Monday, December 27, 2010

So What Craft Shows are You Applying to for 2011?

It might depend on whether you are creating as a hobby or trying to earn a living with your craft. As a hobbyist you may not have a state resale number or a federal business ID number (EIN). If so, you may not be able to sell at the bigger shows that actually ask for that information on the applications. Although very few of the Mass. show applications ask for my state tax id, every show I've applied to in Conn. asks for it on the application. And while I've never had anyone come to my booth and ask to see my Mass. resale number, the possibility exists. And every show I've applied to in Conn. asks for your Conn. tax ID number on the application.

Registering as a business and getting a tax resale number also allows you to buy supplies without paying sales tax and often lets you to buy at wholesale prices. On the other hand, you will have to charge tax on your products and send sales tax payments to the state. You'll have to keep records of income and expenses and file income tax. In my town I also pay property tax on my inventory and equipment.

So whatever your situation, you have now compiled a small list of possible craft shows for 2011. Some you attended and feel they would be a good fit and some your friends have suggested to you as possibly a good fit. But you still need to find a few others to fill in the time in between?

Do you apply to the local church bazaar because the table fee is only $25?
Do you shoot for the the $300 arts and crafts show because it's big and should bring a large turnout increasing your chances for sales?
Do you do the high school show because it's indoors and you won't need your tent?

As this is a "learn as you go" business, any of the above could work. And any of the above could be a total waste of money. The additional pages of this blog (on the left) where I have reviewed several local 2010 shows may help you out.

Whatever you decide...

start early looking for shows and information about them even if applications aren't yet available.
--Don't do first time shows. They don't always have their act together yet, may not have advertised enough, and don't yet have a customer following to rely on for traffic.
--Don't do any shows completely blind. Think about your product and if the show is the type or in a location that will attract potential customers. Contact the show promoters and ask about traffic at previous shows. Find out how big a space you'll have to display. Ask for names of vendors who have done the show before and contact them. It's a shame to waste even $25.

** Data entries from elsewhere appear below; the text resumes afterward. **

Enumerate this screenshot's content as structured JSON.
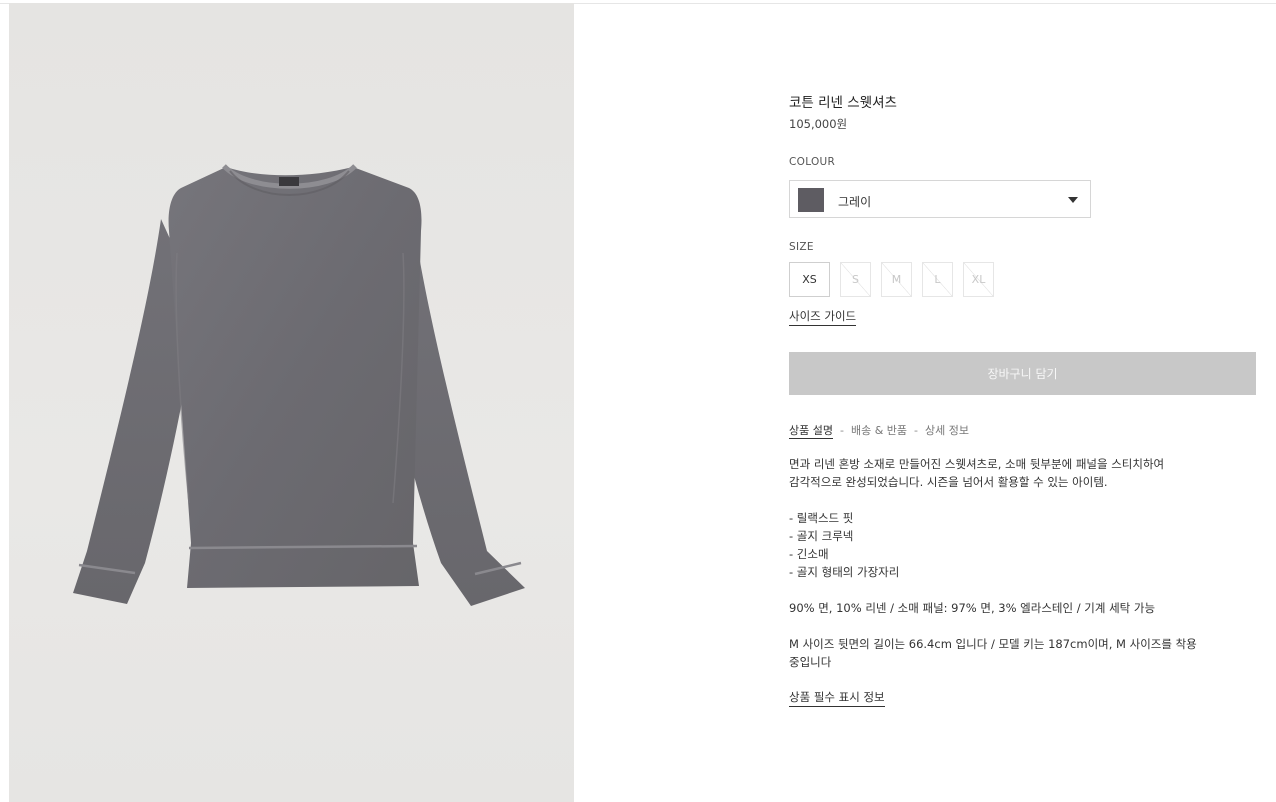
{
  "product": {
    "title": "코튼 리넨 스웻셔츠",
    "price": "105,000원",
    "image_alt": "sweater-image"
  },
  "colour": {
    "label": "COLOUR",
    "selected": "그레이",
    "swatch_color": "#5e5c62"
  },
  "size": {
    "label": "SIZE",
    "options": [
      {
        "label": "XS",
        "available": true
      },
      {
        "label": "S",
        "available": false
      },
      {
        "label": "M",
        "available": false
      },
      {
        "label": "L",
        "available": false
      },
      {
        "label": "XL",
        "available": false
      }
    ],
    "guide_label": "사이즈 가이드"
  },
  "cart": {
    "button_label": "장바구니 담기",
    "button_color": "#c8c8c8"
  },
  "tabs": [
    {
      "label": "상품 설명",
      "active": true
    },
    {
      "label": "배송 & 반품",
      "active": false
    },
    {
      "label": "상세 정보",
      "active": false
    }
  ],
  "tab_separator": "-",
  "description": {
    "intro_line1": "면과 리넨 혼방 소재로 만들어진 스웻셔츠로, 소매 뒷부분에 패널을 스티치하여",
    "intro_line2": "감각적으로 완성되었습니다. 시즌을 넘어서 활용할 수 있는 아이템.",
    "features": [
      "- 릴랙스드 핏",
      "- 골지 크루넥",
      "- 긴소매",
      "- 골지 형태의 가장자리"
    ],
    "composition": "90% 면, 10% 리넨 / 소매 패널: 97% 면, 3% 엘라스테인 / 기계 세탁 가능",
    "model_line1": "M 사이즈 뒷면의 길이는 66.4cm 입니다 / 모델 키는 187cm이며, M 사이즈를 착용",
    "model_line2": "중입니다"
  },
  "notice_link": "상품 필수 표시 정보"
}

Crafts Shows are divided into two categories, juried and non-juried. The non-juried shows are usually easier to get into. Organizers want to fill the spaces and aren't selective about who shows up. They're usually less expensive and loose about the application deadline. Some do try to limit each category so if you sell jewelry, apply early.

Juried craft shows are more selective and usually require photos and detailed descriptions of the crafts that you sell. Entry fees can range from $50 to thousands of dollars and often ask for an additional jury fee of $10-$30. Many have craft show websites where you can download their applications. Some require photos of your craft display in the form of slides or as a CD. They are strict about getting applications by a certain due date.

Finding "your " craft shows is a process and takes time. And even once you've found some great shows, there's always the possibility that you won't get accepted the next year. So always have a Plan B--other shows you can apply to.

1 comment:

  1. You always have such good information!! Thank you!